It's Easter weekend and we are at the height of the spring travel season--and I'm loving it!
This morning I show up at the gate for my Philadelphia-Los Angeles flight and lo behold, Captain Denny Flanagan is there doing his spiel! "Hi folks. Just want to let you know that's this is my first time flying... <laughter>...today."
Captain Denny truly is the real deal and during a time in which I am feeling a bit low about disarray at the new Continental (er, United), it is always encouraging to see someone like him. When he saw me at the podium, he walked right up to me, shook my hand, and said, "It's great to see you Matt!" He never forgets a face.
As you recall, I was a bit worried about the upgrade on my 6hr flight to Los Angeles, but at the gate first class remained booked only 10/24. Finally, just before boarding began, one of the gate agents began processing upgrades and I was #1 on the list.
But the gate agents were also soliciting volunteers. Now that's a hard choice. First, the compensation was only $250, compared to the standard $400 at the old United. Second, I had a great first class seat on a flight with Captain Denny. But I ultimately took the bump.
I talked the agent up to $300 (FYI, they can enter any amount on their screen) and a $10 meal voucher and sealed the dealing by re-routing via Washington Dulles, including a three-cabin first class flight this evening from Dulles to Los Angeles, booked into full F.
Captain Denny stands by the door of the aircraft and greets each person as s/he board--a wonderful touch. When boarding finally concluded and he didn't see me, he walked back up to the gate area to check on where I was! I explained to him to that there were a lot of angry passengers waiting for seats and that I had decided to give up my seat for one of them. He told me about an upcoming auction on Flyertalk which I'll blog about in the coming days, shook my hand, and wished me a good day. Captain Denny should be the face of United Airlines. It is always a pleasure to interact with him.
Kudos to the gate agents as well. I know my Philadelphia PMUA folks and they handled the oversold flight quite well. Rather than showing frustration or rudely turning away passengers, they dealt with a constant stream of customers coming up asking about seat assignments, upgrades, and other questions. Yesterday the oversell situation was much worse, I was told by one of the gate agents.
Now I've got the day ahead of me--hopefully I'll be productive.

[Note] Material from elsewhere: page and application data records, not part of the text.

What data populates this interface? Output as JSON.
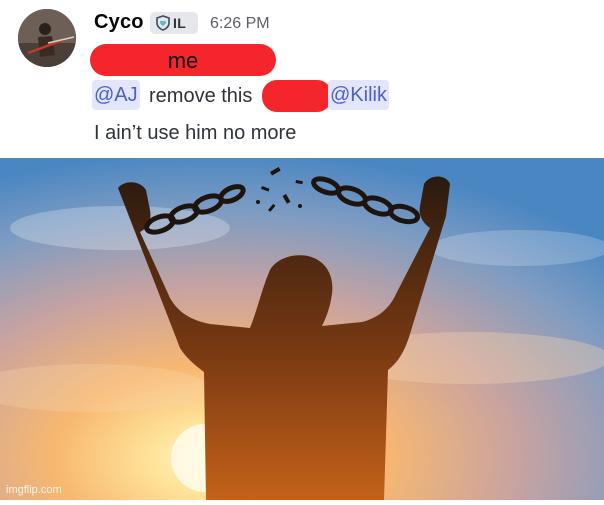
{
  "message": {
    "username": "Cyco",
    "tag": {
      "icon": "heart-shield-icon",
      "text": "IL"
    },
    "timestamp": "6:26 PM",
    "redacted_label": "me",
    "line2": {
      "mention_1": "@AJ",
      "text": "remove this",
      "mention_2": "@Kilik"
    },
    "line3": "I ain’t use him no more"
  },
  "image": {
    "description_icon": "broken-chains-silhouette",
    "watermark": "imgflip.com"
  },
  "colors": {
    "redaction": "#f5262b",
    "mention_text": "#4e5fc7",
    "mention_bg": "#e3e6fb",
    "sky_top": "#4a86c2",
    "sun": "#fff3c2"
  }
}
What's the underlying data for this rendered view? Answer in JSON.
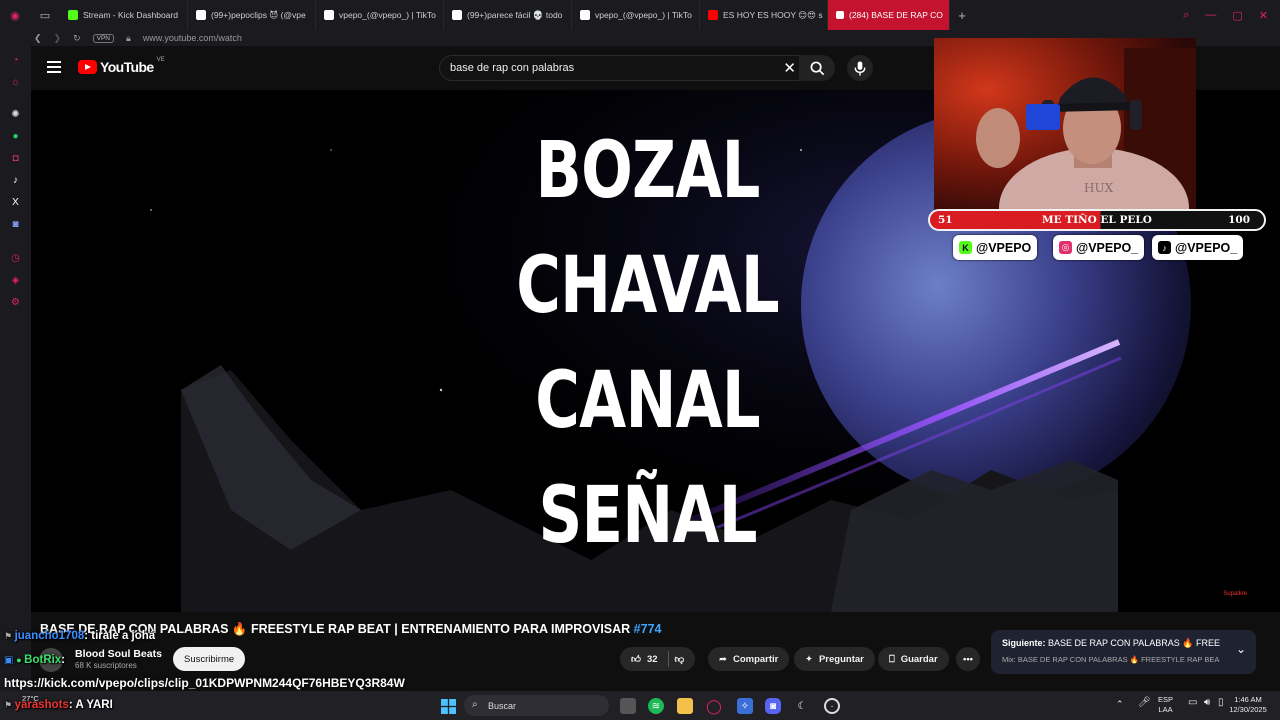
{
  "browser": {
    "tabs": [
      {
        "label": "Stream - Kick Dashboard",
        "color": "#53fc18"
      },
      {
        "label": "(99+)pepoclips 😈 (@vpe",
        "color": "#ffffff"
      },
      {
        "label": "vpepo_(@vpepo_) | TikTo",
        "color": "#ffffff"
      },
      {
        "label": "(99+)parece fácil 💀 todo",
        "color": "#ffffff"
      },
      {
        "label": "vpepo_(@vpepo_) | TikTo",
        "color": "#ffffff"
      },
      {
        "label": "ES HOY ES HOOY 😊😍 s",
        "color": "#ff0000"
      }
    ],
    "active_tab": "(284) BASE DE RAP CO",
    "url": "www.youtube.com/watch",
    "vpn": "VPN"
  },
  "youtube": {
    "logo": "YouTube",
    "country": "VE",
    "search_query": "base de rap con palabras",
    "lyrics": [
      "BOZAL",
      "CHAVAL",
      "CANAL",
      "SEÑAL"
    ],
    "watermark": "Supalkre",
    "video_title": "BASE DE RAP CON PALABRAS 🔥 FREESTYLE RAP BEAT | ENTRENAMIENTO PARA IMPROVISAR",
    "video_tag": "#774",
    "channel_name": "Blood Soul Beats",
    "channel_subs": "68 K suscriptores",
    "subscribe": "Suscribirme",
    "likes": "32",
    "share": "Compartir",
    "ask": "Preguntar",
    "save": "Guardar",
    "up_next_label": "Siguiente:",
    "up_next_title": "BASE DE RAP CON PALABRAS 🔥 FREES...",
    "up_next_mix": "Mix: BASE DE RAP CON PALABRAS 🔥 FREESTYLE RAP BEA..."
  },
  "stream": {
    "goal_current": "51",
    "goal_label": "ME TIÑO EL PELO",
    "goal_target": "100",
    "goal_progress": 0.51,
    "socials": [
      {
        "handle": "@VPEPO",
        "icon": "kick-icon",
        "color": "#53fc18"
      },
      {
        "handle": "@VPEPO_",
        "icon": "instagram-icon",
        "color": "#e1306c"
      },
      {
        "handle": "@VPEPO_",
        "icon": "tiktok-icon",
        "color": "#000000"
      }
    ],
    "chat": [
      {
        "user": "juancho1708",
        "text": ": tirale a johá"
      },
      {
        "user": "BotRix",
        "text": ":"
      },
      {
        "user": "yarashots",
        "text": ": A YARI"
      }
    ],
    "clip_url": "https://kick.com/vpepo/clips/clip_01KDPWPNM244QF76HBEYQ3R84W"
  },
  "taskbar": {
    "weather": "27°C",
    "search": "Buscar",
    "lang1": "ESP",
    "lang2": "LAA",
    "time": "1:46 AM",
    "date": "12/30/2025"
  }
}
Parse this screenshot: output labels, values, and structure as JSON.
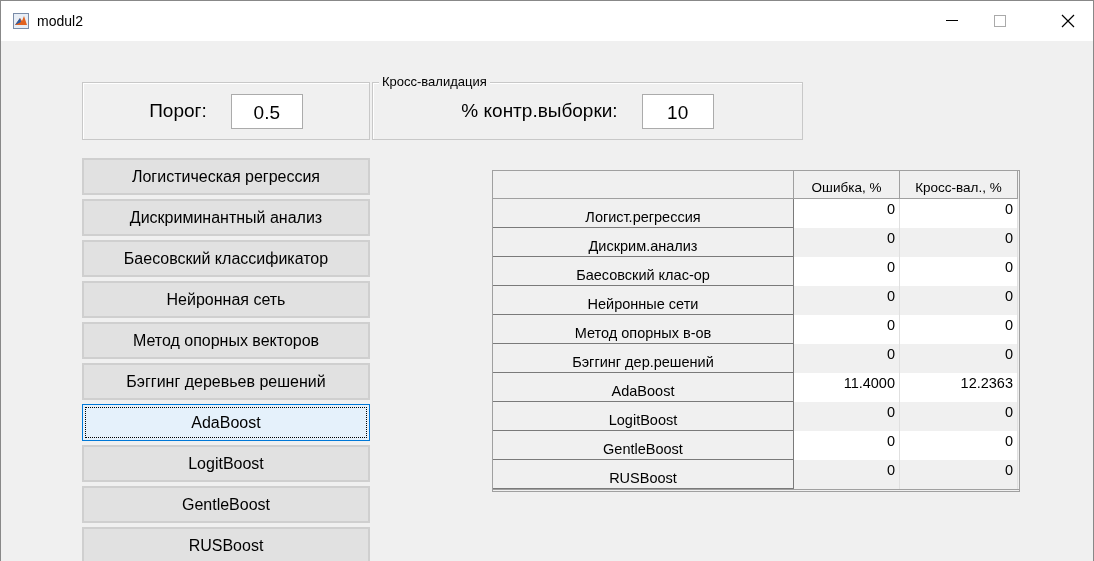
{
  "window": {
    "title": "modul2"
  },
  "threshold": {
    "label": "Порог:",
    "value": "0.5"
  },
  "cross_validation": {
    "title": "Кросс-валидация",
    "label": "% контр.выборки:",
    "value": "10"
  },
  "methods": [
    {
      "label": "Логистическая регрессия",
      "focused": false
    },
    {
      "label": "Дискриминантный анализ",
      "focused": false
    },
    {
      "label": "Баесовский классификатор",
      "focused": false
    },
    {
      "label": "Нейронная сеть",
      "focused": false
    },
    {
      "label": "Метод опорных векторов",
      "focused": false
    },
    {
      "label": "Бэггинг деревьев решений",
      "focused": false
    },
    {
      "label": "AdaBoost",
      "focused": true
    },
    {
      "label": "LogitBoost",
      "focused": false
    },
    {
      "label": "GentleBoost",
      "focused": false
    },
    {
      "label": "RUSBoost",
      "focused": false
    }
  ],
  "table": {
    "columns": [
      "Ошибка, %",
      "Кросс-вал., %"
    ],
    "rows": [
      {
        "name": "Логист.регрессия",
        "values": [
          "0",
          "0"
        ]
      },
      {
        "name": "Дискрим.анализ",
        "values": [
          "0",
          "0"
        ]
      },
      {
        "name": "Баесовский клас-ор",
        "values": [
          "0",
          "0"
        ]
      },
      {
        "name": "Нейронные сети",
        "values": [
          "0",
          "0"
        ]
      },
      {
        "name": "Метод опорных в-ов",
        "values": [
          "0",
          "0"
        ]
      },
      {
        "name": "Бэггинг дер.решений",
        "values": [
          "0",
          "0"
        ]
      },
      {
        "name": "AdaBoost",
        "values": [
          "11.4000",
          "12.2363"
        ]
      },
      {
        "name": "LogitBoost",
        "values": [
          "0",
          "0"
        ]
      },
      {
        "name": "GentleBoost",
        "values": [
          "0",
          "0"
        ]
      },
      {
        "name": "RUSBoost",
        "values": [
          "0",
          "0"
        ]
      }
    ]
  }
}
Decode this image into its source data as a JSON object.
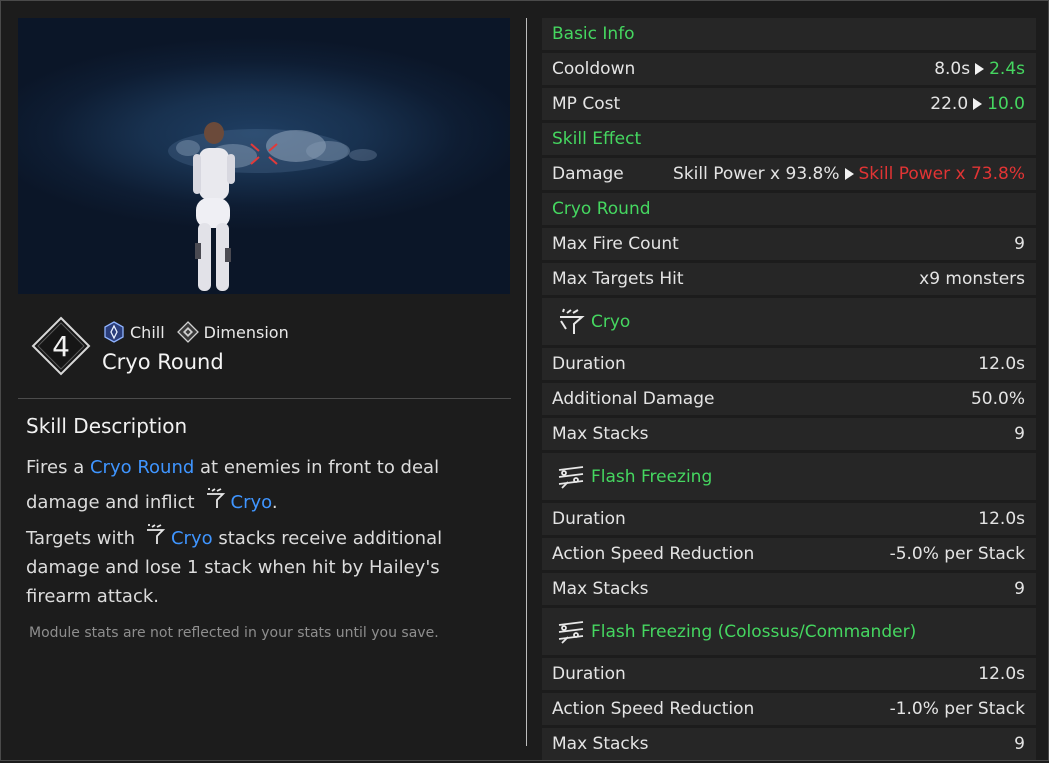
{
  "skill": {
    "rank": "4",
    "tags": [
      {
        "label": "Chill",
        "icon": "chill-icon"
      },
      {
        "label": "Dimension",
        "icon": "dimension-icon"
      }
    ],
    "name": "Cryo Round"
  },
  "description": {
    "title": "Skill Description",
    "p1_a": "Fires a ",
    "p1_hl": "Cryo Round",
    "p1_b": " at enemies in front to deal",
    "p1_c": "damage and inflict",
    "p1_hl2": "Cryo",
    "p1_end": ".",
    "p2_a": "Targets with",
    "p2_hl": "Cryo",
    "p2_b": " stacks receive additional",
    "p2_c": "damage and lose 1 stack when hit by Hailey's",
    "p2_d": "firearm attack."
  },
  "note": "Module stats are not reflected in your stats until you save.",
  "stats": {
    "basic_info": "Basic Info",
    "cooldown": {
      "label": "Cooldown",
      "from": "8.0s",
      "to": "2.4s"
    },
    "mp_cost": {
      "label": "MP Cost",
      "from": "22.0",
      "to": "10.0"
    },
    "skill_effect": "Skill Effect",
    "damage": {
      "label": "Damage",
      "from": "Skill Power x 93.8%",
      "to": "Skill Power x 73.8%"
    },
    "cryo_round": "Cryo Round",
    "max_fire_count": {
      "label": "Max Fire Count",
      "value": "9"
    },
    "max_targets_hit": {
      "label": "Max Targets Hit",
      "value": "x9 monsters"
    },
    "cryo": {
      "title": "Cryo",
      "icon": "cryo-icon",
      "duration": {
        "label": "Duration",
        "value": "12.0s"
      },
      "additional_damage": {
        "label": "Additional Damage",
        "value": "50.0%"
      },
      "max_stacks": {
        "label": "Max Stacks",
        "value": "9"
      }
    },
    "flash_freezing": {
      "title": "Flash Freezing",
      "icon": "flash-freezing-icon",
      "duration": {
        "label": "Duration",
        "value": "12.0s"
      },
      "speed_reduction": {
        "label": "Action Speed Reduction",
        "value": "-5.0% per Stack"
      },
      "max_stacks": {
        "label": "Max Stacks",
        "value": "9"
      }
    },
    "flash_freezing_cc": {
      "title": "Flash Freezing (Colossus/Commander)",
      "icon": "flash-freezing-icon",
      "duration": {
        "label": "Duration",
        "value": "12.0s"
      },
      "speed_reduction": {
        "label": "Action Speed Reduction",
        "value": "-1.0% per Stack"
      },
      "max_stacks": {
        "label": "Max Stacks",
        "value": "9"
      }
    }
  },
  "colors": {
    "green": "#45d760",
    "red": "#e13434",
    "blue": "#3f95ff"
  }
}
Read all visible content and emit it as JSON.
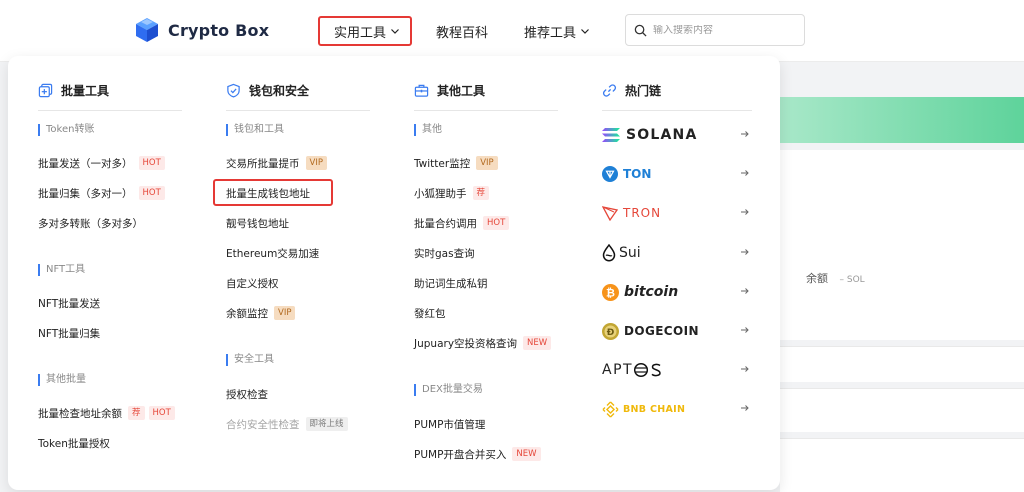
{
  "header": {
    "logo_text": "Crypto Box",
    "nav": [
      {
        "label": "实用工具"
      },
      {
        "label": "教程百科"
      },
      {
        "label": "推荐工具"
      }
    ],
    "search_placeholder": "输入搜索内容"
  },
  "background": {
    "balance_label": "余额",
    "balance_value": "– SOL"
  },
  "dropdown": {
    "columns": [
      {
        "title": "批量工具",
        "sections": [
          {
            "title": "Token转账",
            "items": [
              {
                "label": "批量发送（一对多）",
                "tags": [
                  "HOT"
                ]
              },
              {
                "label": "批量归集（多对一）",
                "tags": [
                  "HOT"
                ]
              },
              {
                "label": "多对多转账（多对多）",
                "tags": []
              }
            ]
          },
          {
            "title": "NFT工具",
            "items": [
              {
                "label": "NFT批量发送",
                "tags": []
              },
              {
                "label": "NFT批量归集",
                "tags": []
              }
            ]
          },
          {
            "title": "其他批量",
            "items": [
              {
                "label": "批量检查地址余额",
                "tags": [
                  "荐",
                  "HOT"
                ]
              },
              {
                "label": "Token批量授权",
                "tags": []
              }
            ]
          }
        ]
      },
      {
        "title": "钱包和安全",
        "sections": [
          {
            "title": "钱包和工具",
            "items": [
              {
                "label": "交易所批量提币",
                "tags": [
                  "VIP"
                ]
              },
              {
                "label": "批量生成钱包地址",
                "tags": []
              },
              {
                "label": "靓号钱包地址",
                "tags": []
              },
              {
                "label": "Ethereum交易加速",
                "tags": []
              },
              {
                "label": "自定义授权",
                "tags": []
              },
              {
                "label": "余额监控",
                "tags": [
                  "VIP"
                ]
              }
            ]
          },
          {
            "title": "安全工具",
            "items": [
              {
                "label": "授权检查",
                "tags": []
              },
              {
                "label": "合约安全性检查",
                "tags": [
                  "即将上线"
                ]
              }
            ]
          }
        ]
      },
      {
        "title": "其他工具",
        "sections": [
          {
            "title": "其他",
            "items": [
              {
                "label": "Twitter监控",
                "tags": [
                  "VIP"
                ]
              },
              {
                "label": "小狐狸助手",
                "tags": [
                  "荐"
                ]
              },
              {
                "label": "批量合约调用",
                "tags": [
                  "HOT"
                ]
              },
              {
                "label": "实时gas查询",
                "tags": []
              },
              {
                "label": "助记词生成私钥",
                "tags": []
              },
              {
                "label": "發红包",
                "tags": []
              },
              {
                "label": "Jupuary空投资格查询",
                "tags": [
                  "NEW"
                ]
              }
            ]
          },
          {
            "title": "DEX批量交易",
            "items": [
              {
                "label": "PUMP市值管理",
                "tags": []
              },
              {
                "label": "PUMP开盘合并买入",
                "tags": [
                  "NEW"
                ]
              }
            ]
          }
        ]
      },
      {
        "title": "热门链",
        "chains": [
          {
            "name": "SOLANA",
            "color": "#111111"
          },
          {
            "name": "TON",
            "color": "#1f80d6"
          },
          {
            "name": "TRON",
            "color": "#e5473a"
          },
          {
            "name": "Sui",
            "color": "#111111"
          },
          {
            "name": "bitcoin",
            "color": "#222222"
          },
          {
            "name": "DOGECOIN",
            "color": "#111111"
          },
          {
            "name": "APT",
            "color": "#111111"
          },
          {
            "name": "BNB CHAIN",
            "color": "#f0b90b"
          }
        ]
      }
    ]
  }
}
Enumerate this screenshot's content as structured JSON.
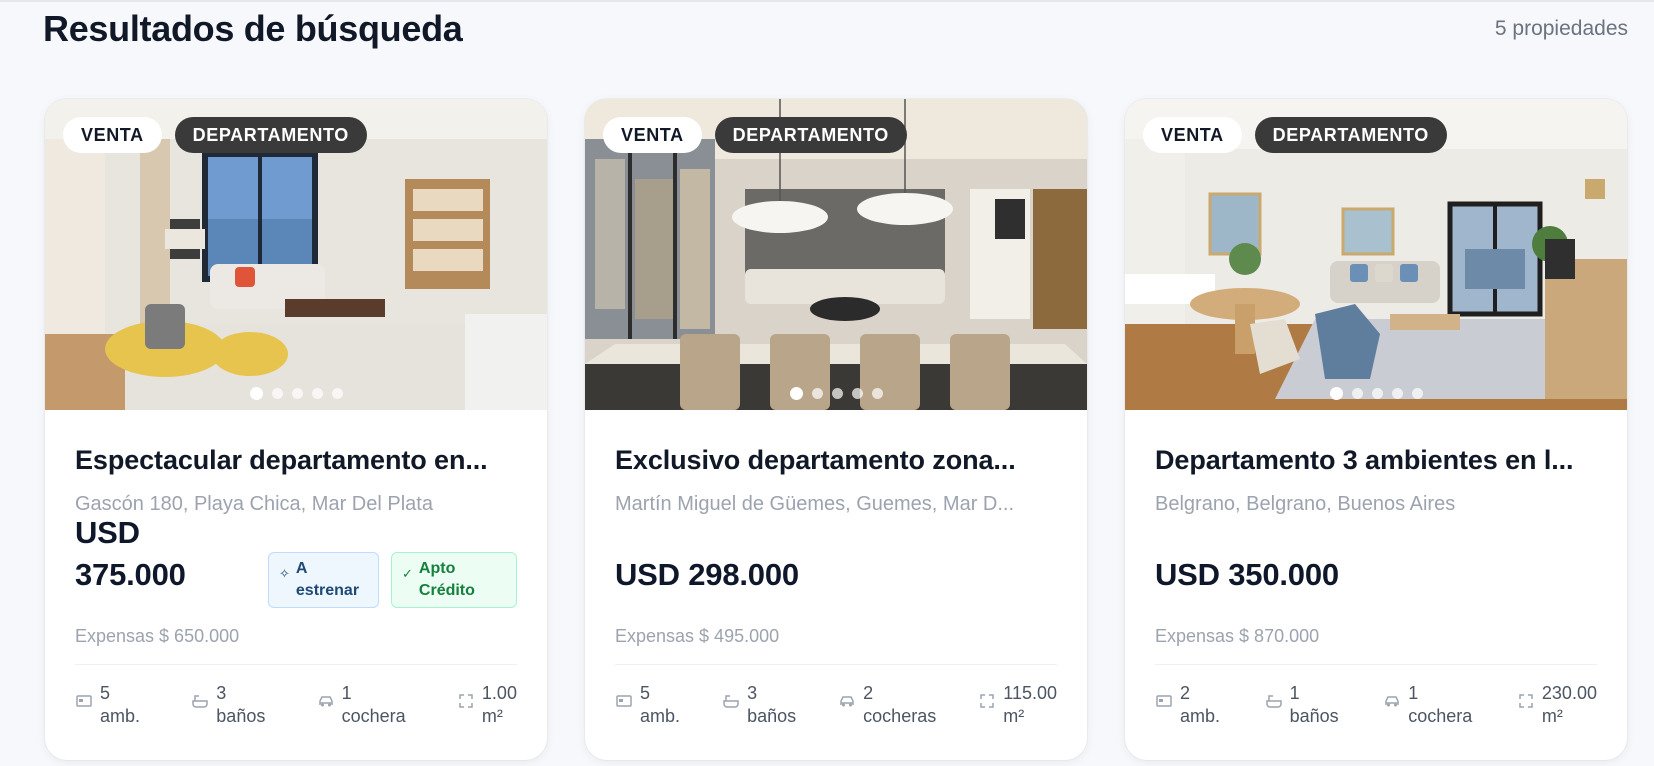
{
  "header": {
    "title": "Resultados de búsqueda",
    "count": "5 propiedades"
  },
  "cards": [
    {
      "operation": "VENTA",
      "type": "DEPARTAMENTO",
      "photo_dots": 5,
      "title": "Espectacular departamento en...",
      "address": "Gascón 180, Playa Chica, Mar Del Plata",
      "price_currency": "USD",
      "price_amount": "375.000",
      "expensas": "Expensas $ 650.000",
      "badges": [
        {
          "label_line1": "A",
          "label_line2": "estrenar",
          "icon": "sparkle-icon",
          "color": "#1e4a76"
        },
        {
          "label_line1": "Apto",
          "label_line2": "Crédito",
          "icon": "check-icon",
          "color": "#15803d"
        }
      ],
      "features": {
        "rooms": {
          "value": "5",
          "unit": "amb."
        },
        "baths": {
          "value": "3",
          "unit": "baños"
        },
        "garage": {
          "value": "1",
          "unit": "cochera"
        },
        "area": {
          "value": "1.00",
          "unit": "m²"
        }
      }
    },
    {
      "operation": "VENTA",
      "type": "DEPARTAMENTO",
      "photo_dots": 5,
      "title": "Exclusivo departamento zona...",
      "address": "Martín Miguel de Güemes, Guemes, Mar D...",
      "price": "USD 298.000",
      "expensas": "Expensas $ 495.000",
      "features": {
        "rooms": {
          "value": "5",
          "unit": "amb."
        },
        "baths": {
          "value": "3",
          "unit": "baños"
        },
        "garage": {
          "value": "2",
          "unit": "cocheras"
        },
        "area": {
          "value": "115.00",
          "unit": "m²"
        }
      }
    },
    {
      "operation": "VENTA",
      "type": "DEPARTAMENTO",
      "photo_dots": 5,
      "title": "Departamento 3 ambientes en l...",
      "address": "Belgrano, Belgrano, Buenos Aires",
      "price": "USD 350.000",
      "expensas": "Expensas $ 870.000",
      "features": {
        "rooms": {
          "value": "2",
          "unit": "amb."
        },
        "baths": {
          "value": "1",
          "unit": "baños"
        },
        "garage": {
          "value": "1",
          "unit": "cochera"
        },
        "area": {
          "value": "230.00",
          "unit": "m²"
        }
      }
    }
  ],
  "colors": {
    "background": "#f6f8fb",
    "text": "#111827",
    "muted": "#9ca3af",
    "chip_dark": "#3a3a3a"
  }
}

I plan to get as much law school work and award bookings done as possible, such that I can take a little breather tomorrow and Sunday.